It was Fawad's dismissal, though, that might illustrate the advantage of not having to bat last. The delivery from Taijul appeared to land in a footmark, and it ripped back in to tuck Fawad up, the ball kissing his glove on its way through to an alert Liton Das.
Mohammad Rizwan hadn't looked anywhere near his best, and was put out of his misery by Ebadot Hossain, trapped plumb in front after scoring five in 38 deliveries.
All along, Abid Ali, overnight on 93, was a picture of calm. He had watched the drama unfold, and brought up three figures early in the session with a flick through midwicket. He wasn't totally immune from hazard, though, and was fortunate to see first slip fluff an outside edge. But, for the most part, he seemed to be batting on a different pitch.
Abid's battle with Taijul was always going to be key, and when the opener missed a flick to one that had skidded through, the umpire raised his finger.
He had been responsible for 133 of Pakistan's 217 runs till that point, and once Abid fell, the game entered a different stage, and adopted a new intensity.
Pakistan weren't just behind in the game, but also in danger of conceding a huge lead, and possibly being set an insurmountable fourth-innings target. Having watched Pakistan crawl along at under two-and-a-half runs an over, Hasan Ali tried to be more enterprising. In a short and entertaining stay at the crease, he stepped out and smashed a four and a six before the inherent risk in that approach bit him. He stepped out again, a bit too early, and Taijul dragged his length back, giving Liton an easy stumping.
Bangladesh chipped away, Ebadot removing Sajid Khan, while Faheem Ashraf worked on reducing Pakistan's deficit. A moment of contention came when Nauman Ali was given out lbw, a decision the TV umpire upheld despite one of the replays appearing to indicate an inside edge. UltraEdge wasn't conclusive, and to Pakistan's dismay, the on-field call was upheld.
Faheem and Afridi went on to add 29 for the last wicket - the second-highest partnership of the innings after the 146 for the first - as Afridi played his shots, with Faheem not worried about farming the strike. When Taijul finally struck to pick up his seventh for the innings, Bangladesh had one session to bat out.

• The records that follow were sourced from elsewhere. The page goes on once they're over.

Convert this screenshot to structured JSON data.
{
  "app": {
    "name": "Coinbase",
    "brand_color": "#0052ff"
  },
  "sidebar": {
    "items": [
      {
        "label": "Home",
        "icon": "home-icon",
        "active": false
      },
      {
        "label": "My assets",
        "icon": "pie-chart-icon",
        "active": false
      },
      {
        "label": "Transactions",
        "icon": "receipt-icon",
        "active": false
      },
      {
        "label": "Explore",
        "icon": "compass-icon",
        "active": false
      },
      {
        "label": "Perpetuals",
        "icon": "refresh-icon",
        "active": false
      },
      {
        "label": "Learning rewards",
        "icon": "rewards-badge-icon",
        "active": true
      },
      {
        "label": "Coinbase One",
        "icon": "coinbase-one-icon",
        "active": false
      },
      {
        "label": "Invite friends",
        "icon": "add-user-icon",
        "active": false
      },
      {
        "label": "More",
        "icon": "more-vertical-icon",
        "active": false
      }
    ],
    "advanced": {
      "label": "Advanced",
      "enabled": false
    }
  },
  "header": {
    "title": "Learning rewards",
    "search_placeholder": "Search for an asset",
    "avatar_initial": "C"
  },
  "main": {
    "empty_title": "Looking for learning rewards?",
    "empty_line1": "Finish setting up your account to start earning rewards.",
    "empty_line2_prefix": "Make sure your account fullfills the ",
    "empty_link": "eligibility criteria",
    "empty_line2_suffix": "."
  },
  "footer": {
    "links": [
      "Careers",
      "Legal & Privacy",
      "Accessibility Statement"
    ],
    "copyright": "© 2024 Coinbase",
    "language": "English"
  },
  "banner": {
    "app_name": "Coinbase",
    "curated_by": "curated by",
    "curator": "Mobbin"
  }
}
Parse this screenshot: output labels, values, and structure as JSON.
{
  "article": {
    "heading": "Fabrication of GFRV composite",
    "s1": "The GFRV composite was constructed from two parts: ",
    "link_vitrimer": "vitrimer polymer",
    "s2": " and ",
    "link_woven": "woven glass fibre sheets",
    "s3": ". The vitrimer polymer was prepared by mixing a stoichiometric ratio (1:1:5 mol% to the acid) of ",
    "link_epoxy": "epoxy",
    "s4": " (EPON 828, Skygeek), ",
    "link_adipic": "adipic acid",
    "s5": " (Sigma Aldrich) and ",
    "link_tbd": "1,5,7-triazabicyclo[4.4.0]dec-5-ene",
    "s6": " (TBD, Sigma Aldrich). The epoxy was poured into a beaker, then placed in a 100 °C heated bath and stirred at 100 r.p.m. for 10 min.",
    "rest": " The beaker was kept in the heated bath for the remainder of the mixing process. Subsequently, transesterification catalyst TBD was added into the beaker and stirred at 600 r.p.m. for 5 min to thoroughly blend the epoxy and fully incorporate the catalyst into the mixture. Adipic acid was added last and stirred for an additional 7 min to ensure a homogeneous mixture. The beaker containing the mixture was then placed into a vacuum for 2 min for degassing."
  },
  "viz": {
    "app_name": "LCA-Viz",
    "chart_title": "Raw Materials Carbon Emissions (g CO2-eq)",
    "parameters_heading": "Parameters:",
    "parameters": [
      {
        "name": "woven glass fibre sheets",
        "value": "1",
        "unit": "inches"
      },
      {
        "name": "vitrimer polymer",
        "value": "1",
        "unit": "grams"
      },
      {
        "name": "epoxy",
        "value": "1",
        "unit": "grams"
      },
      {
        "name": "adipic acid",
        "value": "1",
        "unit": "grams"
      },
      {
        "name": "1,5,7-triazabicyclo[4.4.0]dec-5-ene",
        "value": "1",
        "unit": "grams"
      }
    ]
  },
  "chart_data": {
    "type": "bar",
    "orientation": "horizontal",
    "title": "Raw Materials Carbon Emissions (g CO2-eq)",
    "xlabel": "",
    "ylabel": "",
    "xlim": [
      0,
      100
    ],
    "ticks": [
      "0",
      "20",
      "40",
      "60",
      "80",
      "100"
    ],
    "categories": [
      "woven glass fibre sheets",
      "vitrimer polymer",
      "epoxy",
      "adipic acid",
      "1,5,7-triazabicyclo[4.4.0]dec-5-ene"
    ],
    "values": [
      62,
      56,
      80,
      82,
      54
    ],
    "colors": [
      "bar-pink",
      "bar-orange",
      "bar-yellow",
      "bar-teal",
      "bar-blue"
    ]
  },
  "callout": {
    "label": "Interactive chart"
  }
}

In a hostile, glorious display of fast bowling, Pakistan ensured they kept a foot in the door.
Shadman Islam was trapped in front as went across to one that jagged back in. Two balls after that wicket, Najmul Hossain Shanto nicked off to Shafique at first slip and the debutant completed a smart catch diving forward. Shaheen bent his back when pitching short, and one of those produced the wicket of Saif Hassan, the ball fended back to the bowler. At the other end, Hasan coaxed a leading edge from captain Mominul Haque off his second delivery.
Bangladesh survived another scare right at the death when a strong lbw shout from Nauman was turned down - it had spun too much. Another nearly rolled along the ground after bouncing, further illustrating the challenges of batting in the fourth innings.
There is a lot to look forward to in this Test, with a slow burner of an absorbing day today possibly giving way to a barnstorming tomorrow.

Danyal Rasool is a sub-editor at ESPNcricinfo. @Danny61000